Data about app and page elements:
»»
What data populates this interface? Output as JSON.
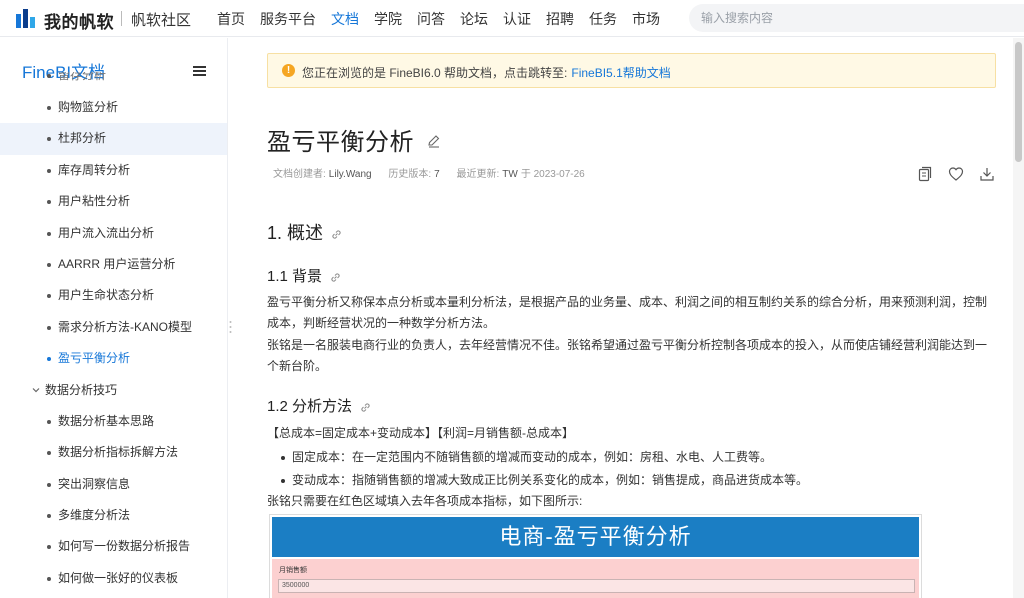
{
  "header": {
    "logo_text": "我的帆软",
    "community": "帆软社区",
    "nav": [
      {
        "label": "首页"
      },
      {
        "label": "服务平台"
      },
      {
        "label": "文档"
      },
      {
        "label": "学院"
      },
      {
        "label": "问答"
      },
      {
        "label": "论坛"
      },
      {
        "label": "认证"
      },
      {
        "label": "招聘"
      },
      {
        "label": "任务"
      },
      {
        "label": "市场"
      }
    ],
    "active_nav": "文档",
    "search_placeholder": "输入搜索内容"
  },
  "sidebar": {
    "title": "FineBI文档",
    "items": [
      {
        "label": "留存分析"
      },
      {
        "label": "购物篮分析"
      },
      {
        "label": "杜邦分析"
      },
      {
        "label": "库存周转分析"
      },
      {
        "label": "用户粘性分析"
      },
      {
        "label": "用户流入流出分析"
      },
      {
        "label": "AARRR 用户运营分析"
      },
      {
        "label": "用户生命状态分析"
      },
      {
        "label": "需求分析方法-KANO模型"
      },
      {
        "label": "盈亏平衡分析"
      }
    ],
    "group": {
      "label": "数据分析技巧"
    },
    "group_items": [
      {
        "label": "数据分析基本思路"
      },
      {
        "label": "数据分析指标拆解方法"
      },
      {
        "label": "突出洞察信息"
      },
      {
        "label": "多维度分析法"
      },
      {
        "label": "如何写一份数据分析报告"
      },
      {
        "label": "如何做一张好的仪表板"
      }
    ]
  },
  "notice": {
    "text": "您正在浏览的是 FineBI6.0 帮助文档，点击跳转至:",
    "link": "FineBI5.1帮助文档"
  },
  "doc": {
    "title": "盈亏平衡分析",
    "meta": {
      "creator_label": "文档创建者:",
      "creator": "Lily.Wang",
      "versions_label": "历史版本:",
      "versions": "7",
      "updated_label": "最近更新:",
      "updated_by": "TW",
      "updated_at": "于 2023-07-26"
    },
    "h1": "1. 概述",
    "h2_background": "1.1 背景",
    "para1": "盈亏平衡分析又称保本点分析或本量利分析法，是根据产品的业务量、成本、利润之间的相互制约关系的综合分析，用来预测利润，控制成本，判断经营状况的一种数学分析方法。",
    "para2": "张铭是一名服装电商行业的负责人，去年经营情况不佳。张铭希望通过盈亏平衡分析控制各项成本的投入，从而使店铺经营利润能达到一个新台阶。",
    "h2_method": "1.2 分析方法",
    "formula": "【总成本=固定成本+变动成本】【利润=月销售额-总成本】",
    "bullets": [
      {
        "text": "固定成本：在一定范围内不随销售额的增减而变动的成本，例如：房租、水电、人工费等。"
      },
      {
        "text": "变动成本：指随销售额的增减大致成正比例关系变化的成本，例如：销售提成，商品进货成本等。"
      }
    ],
    "para3": "张铭只需要在红色区域填入去年各项成本指标，如下图所示:",
    "embed": {
      "title": "电商-盈亏平衡分析",
      "field_label": "月销售额",
      "field_value": "3500000"
    }
  },
  "colors": {
    "accent": "#1677d8",
    "notice_bg": "#fff9e5",
    "embed_header": "#1b7ec4",
    "embed_body": "#fcd0d0"
  }
}
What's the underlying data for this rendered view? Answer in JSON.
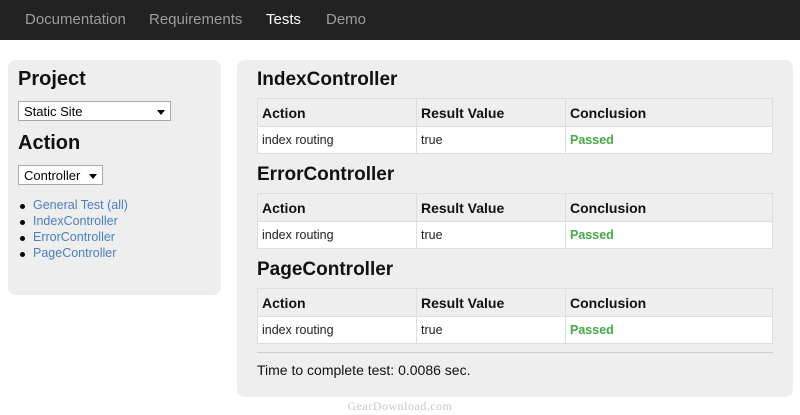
{
  "nav": {
    "items": [
      {
        "label": "Documentation",
        "active": false
      },
      {
        "label": "Requirements",
        "active": false
      },
      {
        "label": "Tests",
        "active": true
      },
      {
        "label": "Demo",
        "active": false
      }
    ]
  },
  "sidebar": {
    "project_heading": "Project",
    "project_select": "Static Site",
    "action_heading": "Action",
    "action_select": "Controller",
    "links": [
      "General Test (all)",
      "IndexController",
      "ErrorController",
      "PageController"
    ]
  },
  "main": {
    "columns": [
      "Action",
      "Result Value",
      "Conclusion"
    ],
    "sections": [
      {
        "title": "IndexController",
        "rows": [
          {
            "action": "index routing",
            "result": "true",
            "conclusion": "Passed"
          }
        ]
      },
      {
        "title": "ErrorController",
        "rows": [
          {
            "action": "index routing",
            "result": "true",
            "conclusion": "Passed"
          }
        ]
      },
      {
        "title": "PageController",
        "rows": [
          {
            "action": "index routing",
            "result": "true",
            "conclusion": "Passed"
          }
        ]
      }
    ],
    "timing": "Time to complete test: 0.0086 sec."
  },
  "colors": {
    "navbar": "#222222",
    "panel": "#eeeeee",
    "link": "#4a7fc0",
    "passed": "#44aa44"
  },
  "watermark": "GearDownload.com"
}
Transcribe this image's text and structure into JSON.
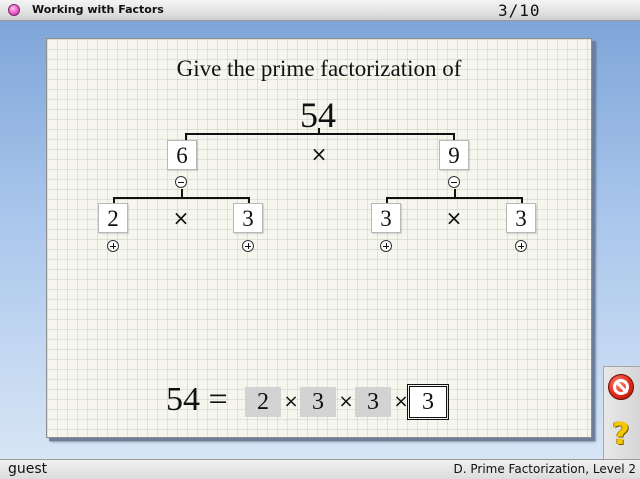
{
  "window": {
    "title": "Working with Factors",
    "progress": "3/10"
  },
  "problem": {
    "prompt": "Give the prime factorization of",
    "number": "54"
  },
  "tree": {
    "times": "×",
    "left": {
      "value": "6",
      "toggle": "minus"
    },
    "right": {
      "value": "9",
      "toggle": "minus"
    },
    "left_children": [
      {
        "value": "2",
        "toggle": "plus"
      },
      {
        "value": "3",
        "toggle": "plus"
      }
    ],
    "right_children": [
      {
        "value": "3",
        "toggle": "plus"
      },
      {
        "value": "3",
        "toggle": "plus"
      }
    ]
  },
  "answer": {
    "lhs": "54 =",
    "times": "×",
    "factors": [
      "2",
      "3",
      "3",
      "3"
    ],
    "active_index": 3
  },
  "toolbar": {
    "stop_icon": "stop-icon",
    "help_icon": "help-icon",
    "help_glyph": "?"
  },
  "status": {
    "user": "guest",
    "level": "D. Prime Factorization, Level 2"
  },
  "colors": {
    "accent_pink": "#ee5ac6",
    "panel_bg": "#f6f6ee",
    "stop_red": "#e02a1a",
    "help_yellow": "#f2c800"
  }
}
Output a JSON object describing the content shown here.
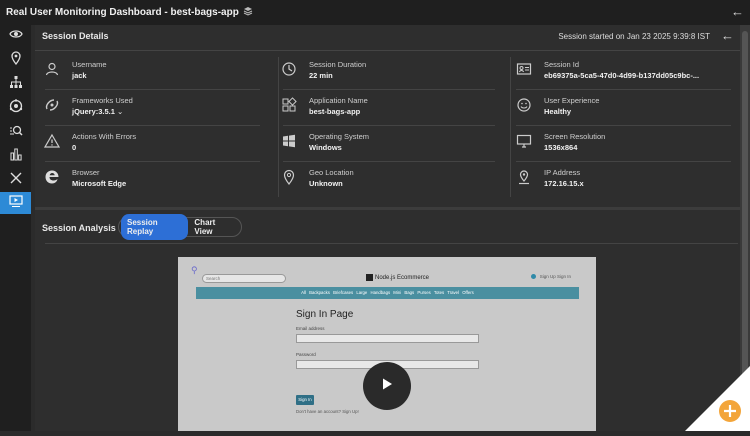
{
  "window": {
    "title": "Real User Monitoring Dashboard - best-bags-app",
    "stack_icon": "stack-icon",
    "back_icon": "arrow-left-icon"
  },
  "sidebar": {
    "items": [
      {
        "icon": "eye-icon"
      },
      {
        "icon": "location-pin-icon"
      },
      {
        "icon": "hierarchy-icon"
      },
      {
        "icon": "network-icon"
      },
      {
        "icon": "search-analysis-icon"
      },
      {
        "icon": "bar-chart-icon"
      },
      {
        "icon": "close-icon"
      },
      {
        "icon": "session-replay-icon",
        "active": true
      }
    ],
    "active_color": "#2d8ad6"
  },
  "session_details": {
    "title": "Session Details",
    "started": "Session started on Jan 23 2025 9:39:8 IST",
    "fields": [
      {
        "label": "Username",
        "value": "jack",
        "icon": "user-icon"
      },
      {
        "label": "Session Duration",
        "value": "22 min",
        "icon": "clock-icon"
      },
      {
        "label": "Session Id",
        "value": "eb69375a-5ca5-47d0-4d99-b137dd05c9bc-...",
        "icon": "id-card-icon"
      },
      {
        "label": "Frameworks Used",
        "value": "jQuery:3.5.1",
        "icon": "react-icon"
      },
      {
        "label": "Application Name",
        "value": "best-bags-app",
        "icon": "apps-grid-icon"
      },
      {
        "label": "User Experience",
        "value": "Healthy",
        "icon": "smiley-icon"
      },
      {
        "label": "Actions With Errors",
        "value": "0",
        "icon": "warning-icon"
      },
      {
        "label": "Operating System",
        "value": "Windows",
        "icon": "windows-icon"
      },
      {
        "label": "Screen Resolution",
        "value": "1536x864",
        "icon": "monitor-icon"
      },
      {
        "label": "Browser",
        "value": "Microsoft Edge",
        "icon": "edge-icon"
      },
      {
        "label": "Geo Location",
        "value": "Unknown",
        "icon": "location-pin-icon"
      },
      {
        "label": "IP Address",
        "value": "172.16.15.x",
        "icon": "ip-location-icon"
      }
    ]
  },
  "session_analysis": {
    "title": "Session Analysis",
    "tabs": [
      {
        "label": "Session Replay",
        "active": true
      },
      {
        "label": "Chart View",
        "active": false
      }
    ],
    "accent": "#2d6fd6"
  },
  "replay": {
    "search_placeholder": "Search",
    "brand": "Node.js Ecommerce",
    "links": "Sign Up   Sign In",
    "nav": "All   Backpacks   Briefcases   Large Handbags   Mini Bags   Purses   Totes   Travel   Offers",
    "heading": "Sign In Page",
    "email_label": "Email address",
    "password_label": "Password",
    "button": "Sign In",
    "note": "Don't have an account? Sign Up!",
    "play_icon": "play-icon"
  },
  "corner": {
    "icon": "zoom-plus-icon",
    "color": "#f3a53a"
  }
}
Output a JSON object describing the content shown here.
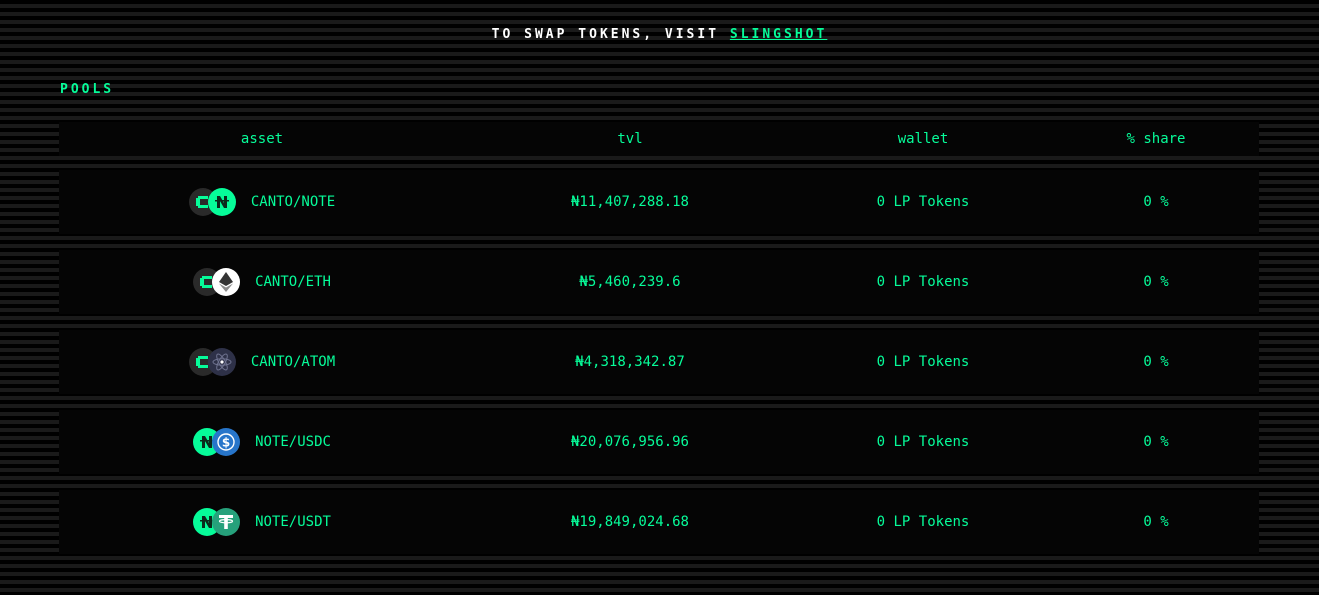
{
  "banner": {
    "prefix": "TO SWAP TOKENS, VISIT",
    "link": "SLINGSHOT"
  },
  "pools": {
    "title": "POOLS",
    "columns": [
      "asset",
      "tvl",
      "wallet",
      "% share"
    ],
    "rows": [
      {
        "asset": "CANTO/NOTE",
        "tvl": "₦11,407,288.18",
        "wallet": "0 LP Tokens",
        "share": "0 %",
        "icons": [
          "canto-icon",
          "note-icon"
        ]
      },
      {
        "asset": "CANTO/ETH",
        "tvl": "₦5,460,239.6",
        "wallet": "0 LP Tokens",
        "share": "0 %",
        "icons": [
          "canto-icon",
          "eth-icon"
        ]
      },
      {
        "asset": "CANTO/ATOM",
        "tvl": "₦4,318,342.87",
        "wallet": "0 LP Tokens",
        "share": "0 %",
        "icons": [
          "canto-icon",
          "atom-icon"
        ]
      },
      {
        "asset": "NOTE/USDC",
        "tvl": "₦20,076,956.96",
        "wallet": "0 LP Tokens",
        "share": "0 %",
        "icons": [
          "note-icon",
          "usdc-icon"
        ]
      },
      {
        "asset": "NOTE/USDT",
        "tvl": "₦19,849,024.68",
        "wallet": "0 LP Tokens",
        "share": "0 %",
        "icons": [
          "note-icon",
          "usdt-icon"
        ]
      }
    ]
  },
  "colors": {
    "accent": "#06fc99",
    "background": "#000000",
    "row_background": "#050505",
    "banner_text": "#ffffff"
  }
}
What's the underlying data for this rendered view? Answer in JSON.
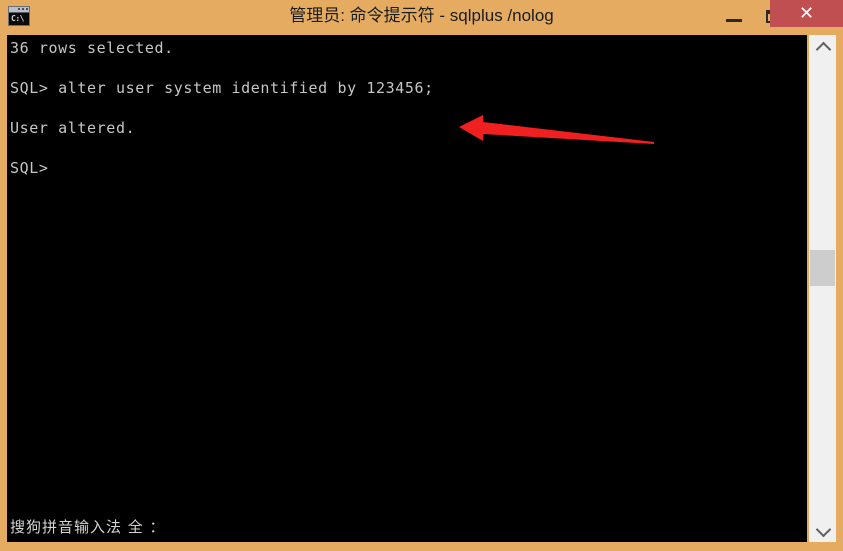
{
  "window": {
    "title": "管理员: 命令提示符 - sqlplus  /nolog",
    "icon_name": "command-prompt-icon",
    "icon_text": "C:\\",
    "colors": {
      "titlebar": "#e5ac61",
      "close_button": "#c04f52",
      "console_background": "#000000",
      "console_text": "#c6c6c6",
      "annotation_arrow": "#f02020",
      "scrollbar_track": "#f0f0f0",
      "scrollbar_thumb": "#cdcdcd"
    },
    "controls": {
      "minimize_label": "—",
      "maximize_label": "❐",
      "close_label": "✕"
    }
  },
  "console": {
    "lines": [
      "36 rows selected.",
      "",
      "SQL> alter user system identified by 123456;",
      "",
      "User altered.",
      "",
      "SQL>"
    ],
    "text": "36 rows selected.\n\nSQL> alter user system identified by 123456;\n\nUser altered.\n\nSQL>"
  },
  "annotation": {
    "type": "arrow",
    "direction": "left",
    "color": "#f02020",
    "points_to": "end of command line \"SQL> alter user system identified by 123456;\""
  },
  "ime": {
    "status_text": "搜狗拼音输入法 全 ："
  },
  "scrollbar": {
    "up_arrow_icon": "chevron-up-icon",
    "down_arrow_icon": "chevron-down-icon",
    "thumb_position_percent": 44
  }
}
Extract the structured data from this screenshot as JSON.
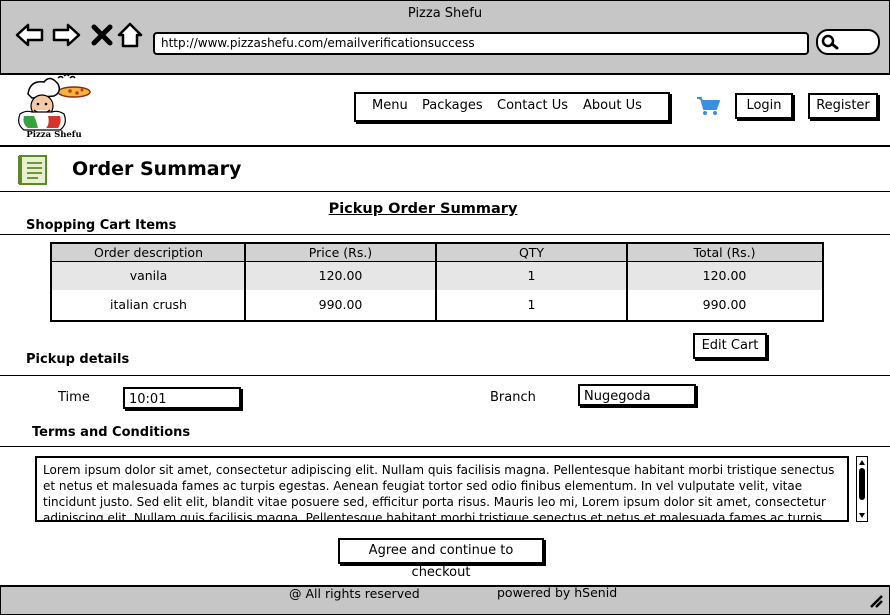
{
  "browser": {
    "title": "Pizza Shefu",
    "url": "http://www.pizzashefu.com/emailverificationsuccess"
  },
  "header": {
    "logo_text": "Pizza Shefu",
    "nav": [
      "Menu",
      "Packages",
      "Contact Us",
      "About Us"
    ],
    "login_label": "Login",
    "register_label": "Register",
    "cart_icon_color": "#3b8fe0"
  },
  "page": {
    "title": "Order Summary",
    "subtitle": "Pickup Order Summary"
  },
  "cart": {
    "section_label": "Shopping Cart Items",
    "headers": [
      "Order description",
      "Price (Rs.)",
      "QTY",
      "Total (Rs.)"
    ],
    "rows": [
      [
        "vanila",
        "120.00",
        "1",
        "120.00"
      ],
      [
        "italian crush",
        "990.00",
        "1",
        "990.00"
      ]
    ],
    "edit_label": "Edit Cart"
  },
  "pickup": {
    "section_label": "Pickup details",
    "time_label": "Time",
    "time_value": "10:01",
    "branch_label": "Branch",
    "branch_value": "Nugegoda"
  },
  "terms": {
    "section_label": "Terms and Conditions",
    "text": "Lorem ipsum dolor sit amet, consectetur adipiscing elit. Nullam quis facilisis magna. Pellentesque habitant morbi tristique senectus et netus et malesuada fames ac turpis egestas. Aenean feugiat tortor sed odio finibus elementum. In vel vulputate velit, vitae tincidunt justo. Sed elit elit, blandit vitae posuere sed, efficitur porta risus. Mauris leo mi, Lorem ipsum dolor sit amet, consectetur adipiscing elit. Nullam quis facilisis magna. Pellentesque habitant morbi tristique senectus et netus et malesuada fames ac turpis egestas. Aenean",
    "agree_label": "Agree and continue to checkout"
  },
  "footer": {
    "rights": "@ All rights reserved",
    "powered": "powered by hSenid"
  }
}
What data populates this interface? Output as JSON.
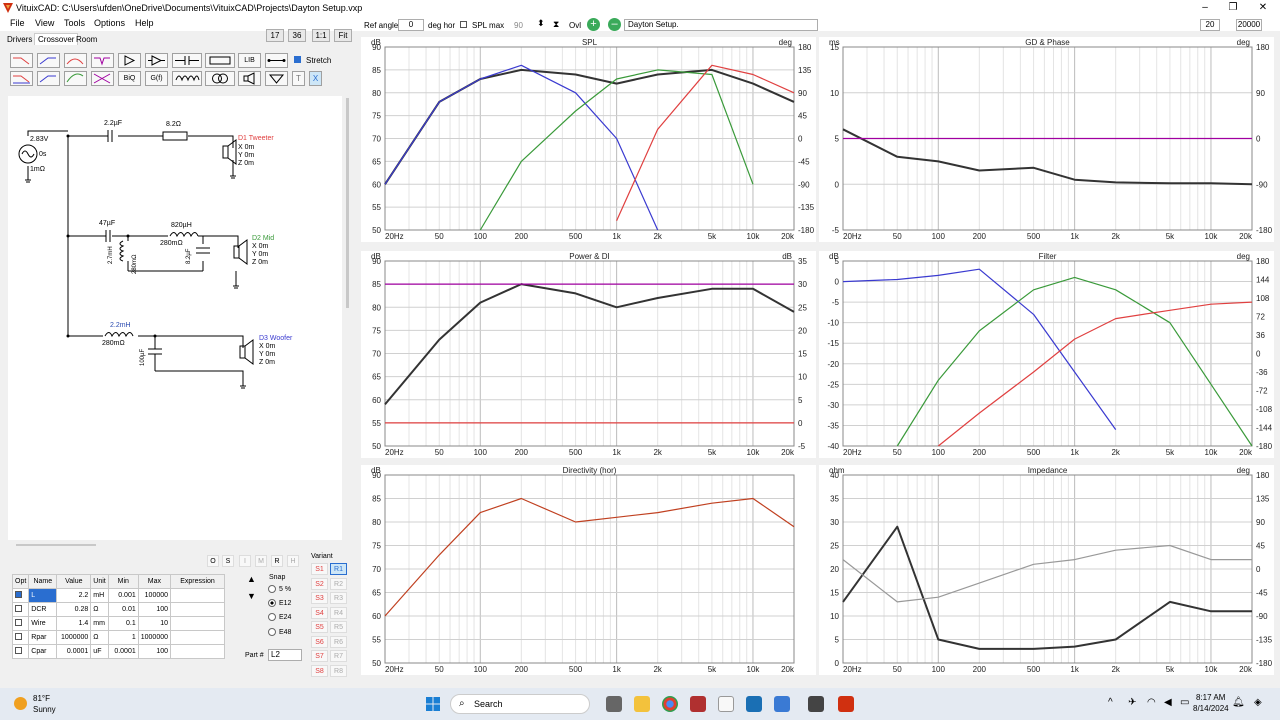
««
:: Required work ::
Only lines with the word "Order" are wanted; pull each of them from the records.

:: Final answer ::
    "title": "Order Summary",
    "subtitle": "Pickup Order Summary"
      "Order description",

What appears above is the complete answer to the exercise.